Cue the consultants team who wrote the original specification to come back to site and check the standards and functionality of the installation to ensure out meets the EQUAL AND APPROVED quality. But what’s that? Does the consultant even know?

The consultant gets defensive because they realise that they are now responsible (or their public indemnity insurance is) for signing off on this project that could quite easily be nothing like what the paying client was expecting.
So what they do is defer signing off on completion for as long as possible by creating a snag list. If you have ever played monopoly, this is like a “get out of jail free card”.

They then tell the main contractor that they had only allowed for 2 visits upon completion to sign off the project within their cost and they explain that every visit after that is going to cost them an astronomical day rate.

At this point, the main contractor threatens to pass the costs down the line to the contractors who then pass down to their sub contractors and instead of concentrating on getting the snags complete and getting paid, the main contractor will tell the mechanical and electrical team that they are no longer paying the original price quoted for the works and they make “take it or leave it” deductions and the supply chain starts to break under tension.
Profit margins are strangled and the pressure is on to get snags completed.
Boxes are taped up, some boxes are decorated in pretty wrapping, some boxes that didn’t fit are sometimes thrown away in the hope that no one asks where they are.
By this point, there is no money left to pay the consultant to come back.
We have worked closely with many consultants who have been in the industry for over 30 years and they have openly told us that they have NEVER signed a project off!

So how do these projects cross the line? Well believe it or not, it ends up with some snags being completed and the client will move into the property.
During the first year to two years, the client will log complaints regarding issues they have found within the property and a retention of money is held until the issues are addressed. The problem now is that the only issues that are addressed are ones raised by the untrained eye of the client.
There is no specialist engineer involved anymore and the main contractor just wants to get off the job to get paid the retention.

But what HAS been left behind? What lurks behind the walls? What did the client pay for? How much of what they paid for got installed and how much of it lined the pockets of another golfing trip?
What lessons have been learnt? Many actually. But will it be different on the next project? NO. Because each company wants to sell the box they specialise in and nothing more.

Why is it that in the last ten years, people have educated themselves on how to book flights using their phone and manage their bank account over the internet and yet when it comes to going that extra mile to ensure the chance of longevity and sustainability of their brand stands strong, they aren’t collectively working together and embracing collaboration and innovation?

Now there will be a long investigation to try and pin the blame on someone. Was it the cladding? What is the installation of the cladding? Was it the gas valve not shutting?

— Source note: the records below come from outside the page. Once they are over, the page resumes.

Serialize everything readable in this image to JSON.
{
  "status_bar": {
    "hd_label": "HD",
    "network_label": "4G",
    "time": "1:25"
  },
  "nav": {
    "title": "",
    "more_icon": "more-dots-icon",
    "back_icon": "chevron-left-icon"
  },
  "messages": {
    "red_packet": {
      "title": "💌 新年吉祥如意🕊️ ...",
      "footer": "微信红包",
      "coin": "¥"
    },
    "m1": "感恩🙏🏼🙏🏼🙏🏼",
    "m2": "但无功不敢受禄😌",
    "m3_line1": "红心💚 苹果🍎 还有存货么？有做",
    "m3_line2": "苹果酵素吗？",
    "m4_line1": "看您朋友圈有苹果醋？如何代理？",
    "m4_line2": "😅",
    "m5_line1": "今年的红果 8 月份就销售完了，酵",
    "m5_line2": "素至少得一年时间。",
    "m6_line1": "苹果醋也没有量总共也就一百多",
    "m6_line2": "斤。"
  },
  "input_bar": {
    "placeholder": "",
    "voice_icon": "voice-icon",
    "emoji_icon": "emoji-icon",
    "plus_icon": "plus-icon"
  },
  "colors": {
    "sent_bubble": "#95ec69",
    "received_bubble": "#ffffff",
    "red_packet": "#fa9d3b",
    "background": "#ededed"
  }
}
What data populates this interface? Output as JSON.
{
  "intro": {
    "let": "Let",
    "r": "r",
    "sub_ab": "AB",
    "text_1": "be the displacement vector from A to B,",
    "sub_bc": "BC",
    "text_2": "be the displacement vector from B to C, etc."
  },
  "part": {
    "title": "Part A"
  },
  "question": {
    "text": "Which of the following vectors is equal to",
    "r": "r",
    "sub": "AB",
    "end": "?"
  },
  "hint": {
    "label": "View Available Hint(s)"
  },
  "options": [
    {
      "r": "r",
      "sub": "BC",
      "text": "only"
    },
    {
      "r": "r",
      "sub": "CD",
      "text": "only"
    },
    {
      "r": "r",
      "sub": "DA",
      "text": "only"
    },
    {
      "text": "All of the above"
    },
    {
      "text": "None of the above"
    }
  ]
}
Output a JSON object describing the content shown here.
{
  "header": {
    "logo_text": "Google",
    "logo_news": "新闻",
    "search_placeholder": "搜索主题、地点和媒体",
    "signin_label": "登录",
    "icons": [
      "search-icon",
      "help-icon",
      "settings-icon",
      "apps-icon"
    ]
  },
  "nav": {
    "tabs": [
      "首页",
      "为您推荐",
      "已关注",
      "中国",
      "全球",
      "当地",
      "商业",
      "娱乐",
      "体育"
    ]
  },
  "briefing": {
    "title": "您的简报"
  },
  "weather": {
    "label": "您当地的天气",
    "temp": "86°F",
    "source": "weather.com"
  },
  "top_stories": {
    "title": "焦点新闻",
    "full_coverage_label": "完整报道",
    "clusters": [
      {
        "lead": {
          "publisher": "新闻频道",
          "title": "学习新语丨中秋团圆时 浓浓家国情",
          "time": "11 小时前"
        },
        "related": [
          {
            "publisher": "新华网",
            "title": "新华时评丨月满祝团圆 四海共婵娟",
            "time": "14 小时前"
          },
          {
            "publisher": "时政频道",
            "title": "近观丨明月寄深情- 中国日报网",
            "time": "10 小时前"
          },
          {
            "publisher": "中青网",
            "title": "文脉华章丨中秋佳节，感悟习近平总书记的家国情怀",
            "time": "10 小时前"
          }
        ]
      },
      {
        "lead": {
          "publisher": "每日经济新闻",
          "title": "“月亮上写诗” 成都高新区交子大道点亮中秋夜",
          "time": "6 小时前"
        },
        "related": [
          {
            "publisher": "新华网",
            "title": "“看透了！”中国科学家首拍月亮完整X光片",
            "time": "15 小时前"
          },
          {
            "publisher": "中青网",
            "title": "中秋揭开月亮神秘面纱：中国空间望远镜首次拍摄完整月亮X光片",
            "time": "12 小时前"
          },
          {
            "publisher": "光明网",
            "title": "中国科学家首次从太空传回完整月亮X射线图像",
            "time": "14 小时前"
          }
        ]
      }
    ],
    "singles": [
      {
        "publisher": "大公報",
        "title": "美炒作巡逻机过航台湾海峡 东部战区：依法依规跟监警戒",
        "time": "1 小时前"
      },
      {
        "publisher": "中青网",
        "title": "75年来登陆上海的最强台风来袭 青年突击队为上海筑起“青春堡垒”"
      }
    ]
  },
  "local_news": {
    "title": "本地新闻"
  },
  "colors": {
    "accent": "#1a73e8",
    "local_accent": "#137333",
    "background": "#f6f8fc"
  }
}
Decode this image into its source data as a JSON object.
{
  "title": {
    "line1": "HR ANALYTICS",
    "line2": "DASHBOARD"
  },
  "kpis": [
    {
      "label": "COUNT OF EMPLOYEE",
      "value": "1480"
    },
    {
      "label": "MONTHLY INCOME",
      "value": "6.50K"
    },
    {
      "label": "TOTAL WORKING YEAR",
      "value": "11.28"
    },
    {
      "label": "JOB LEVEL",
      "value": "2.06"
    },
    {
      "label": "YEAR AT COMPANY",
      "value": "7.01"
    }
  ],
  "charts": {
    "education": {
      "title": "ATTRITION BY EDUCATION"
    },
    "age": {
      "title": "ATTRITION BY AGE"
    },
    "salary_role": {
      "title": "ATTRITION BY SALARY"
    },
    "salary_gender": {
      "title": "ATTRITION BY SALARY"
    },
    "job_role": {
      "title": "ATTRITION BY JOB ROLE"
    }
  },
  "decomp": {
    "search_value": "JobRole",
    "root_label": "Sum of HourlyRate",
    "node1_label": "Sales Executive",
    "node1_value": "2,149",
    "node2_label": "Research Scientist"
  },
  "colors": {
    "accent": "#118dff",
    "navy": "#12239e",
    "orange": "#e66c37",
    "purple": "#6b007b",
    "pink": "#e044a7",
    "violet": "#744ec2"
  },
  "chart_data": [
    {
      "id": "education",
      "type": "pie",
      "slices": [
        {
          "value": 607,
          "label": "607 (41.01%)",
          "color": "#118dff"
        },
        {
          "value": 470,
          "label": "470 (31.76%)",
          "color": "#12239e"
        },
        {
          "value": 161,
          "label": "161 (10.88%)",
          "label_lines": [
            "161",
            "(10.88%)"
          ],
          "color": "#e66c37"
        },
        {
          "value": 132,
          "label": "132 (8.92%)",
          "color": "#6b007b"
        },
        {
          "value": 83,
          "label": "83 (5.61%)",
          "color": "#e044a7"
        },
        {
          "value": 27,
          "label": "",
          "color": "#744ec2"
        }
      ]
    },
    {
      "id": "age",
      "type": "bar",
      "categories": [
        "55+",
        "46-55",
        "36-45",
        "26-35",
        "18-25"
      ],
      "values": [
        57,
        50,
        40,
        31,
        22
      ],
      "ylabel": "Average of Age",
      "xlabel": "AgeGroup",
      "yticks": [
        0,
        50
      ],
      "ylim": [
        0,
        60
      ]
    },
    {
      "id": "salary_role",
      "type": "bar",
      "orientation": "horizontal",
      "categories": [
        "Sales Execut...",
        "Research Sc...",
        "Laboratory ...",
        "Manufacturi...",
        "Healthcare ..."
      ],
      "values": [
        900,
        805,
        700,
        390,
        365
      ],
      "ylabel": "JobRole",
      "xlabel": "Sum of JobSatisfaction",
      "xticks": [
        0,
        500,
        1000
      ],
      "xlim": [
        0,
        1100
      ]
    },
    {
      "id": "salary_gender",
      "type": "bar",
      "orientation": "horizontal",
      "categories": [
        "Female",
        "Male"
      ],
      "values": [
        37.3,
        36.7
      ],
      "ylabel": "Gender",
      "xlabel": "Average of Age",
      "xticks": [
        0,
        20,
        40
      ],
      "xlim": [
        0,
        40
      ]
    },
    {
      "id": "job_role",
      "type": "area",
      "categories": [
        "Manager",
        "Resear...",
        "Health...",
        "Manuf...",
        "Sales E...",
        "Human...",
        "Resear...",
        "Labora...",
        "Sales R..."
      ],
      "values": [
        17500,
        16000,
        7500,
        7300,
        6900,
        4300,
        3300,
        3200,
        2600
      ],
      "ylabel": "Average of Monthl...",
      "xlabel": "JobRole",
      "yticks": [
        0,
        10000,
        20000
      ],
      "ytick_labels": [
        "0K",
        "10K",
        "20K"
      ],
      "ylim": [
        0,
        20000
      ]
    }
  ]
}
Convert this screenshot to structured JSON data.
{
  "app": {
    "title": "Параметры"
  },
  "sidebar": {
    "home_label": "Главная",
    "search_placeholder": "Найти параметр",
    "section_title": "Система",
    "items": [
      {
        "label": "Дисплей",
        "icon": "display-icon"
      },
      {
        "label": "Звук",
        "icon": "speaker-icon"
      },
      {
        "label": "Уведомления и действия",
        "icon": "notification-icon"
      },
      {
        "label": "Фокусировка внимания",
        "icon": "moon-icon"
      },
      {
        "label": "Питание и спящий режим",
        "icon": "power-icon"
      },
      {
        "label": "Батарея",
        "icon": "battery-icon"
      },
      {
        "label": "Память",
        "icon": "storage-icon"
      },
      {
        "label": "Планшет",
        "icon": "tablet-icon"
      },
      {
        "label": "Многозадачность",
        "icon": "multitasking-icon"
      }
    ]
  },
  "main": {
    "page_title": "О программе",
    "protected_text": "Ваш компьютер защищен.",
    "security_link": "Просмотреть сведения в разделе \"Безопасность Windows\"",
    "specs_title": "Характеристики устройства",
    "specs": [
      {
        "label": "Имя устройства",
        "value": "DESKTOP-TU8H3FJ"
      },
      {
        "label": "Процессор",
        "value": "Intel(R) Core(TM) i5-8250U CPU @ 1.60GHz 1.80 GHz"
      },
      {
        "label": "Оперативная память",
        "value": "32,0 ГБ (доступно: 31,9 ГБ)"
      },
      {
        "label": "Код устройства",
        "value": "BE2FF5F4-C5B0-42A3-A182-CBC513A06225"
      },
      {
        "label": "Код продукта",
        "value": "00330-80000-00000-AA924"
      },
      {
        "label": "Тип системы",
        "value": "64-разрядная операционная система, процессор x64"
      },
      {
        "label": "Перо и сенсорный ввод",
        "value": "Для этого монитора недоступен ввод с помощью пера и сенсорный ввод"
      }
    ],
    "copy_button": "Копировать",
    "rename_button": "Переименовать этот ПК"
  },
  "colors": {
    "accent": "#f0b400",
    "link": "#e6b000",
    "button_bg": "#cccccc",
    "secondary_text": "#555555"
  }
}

The fact is its the process that’s wrong.
We were all taught in school “process over outcome”.
Get the process right and the correct outcome is inevitable.

At Gemco, we believe that by being completely transparent and educating our clients with an unbiased application solution, coupled with an incomparable high standard, we will shift the industry slowly but surely and its because our ONLY goal is to deliver what the client wants. A safe and reliable solution.

Money was created for fair exchange and if you are providing a solution that satisfies the demand of the client, then the cost will be accepted and there will be no issue.
The problem today is that no one is monitoring the fair exchange and checking what’s inside the boxes everyone is selling.

We would love to hear your thoughts on this tragedy. Please leave your comments below and engage in the discussion.

Gemco are offering a FREE safety and compliance survey to ALL residential and commercial properties. The survey comprises of a full status validation and report on the existing control system to ensure the installation meets regulations.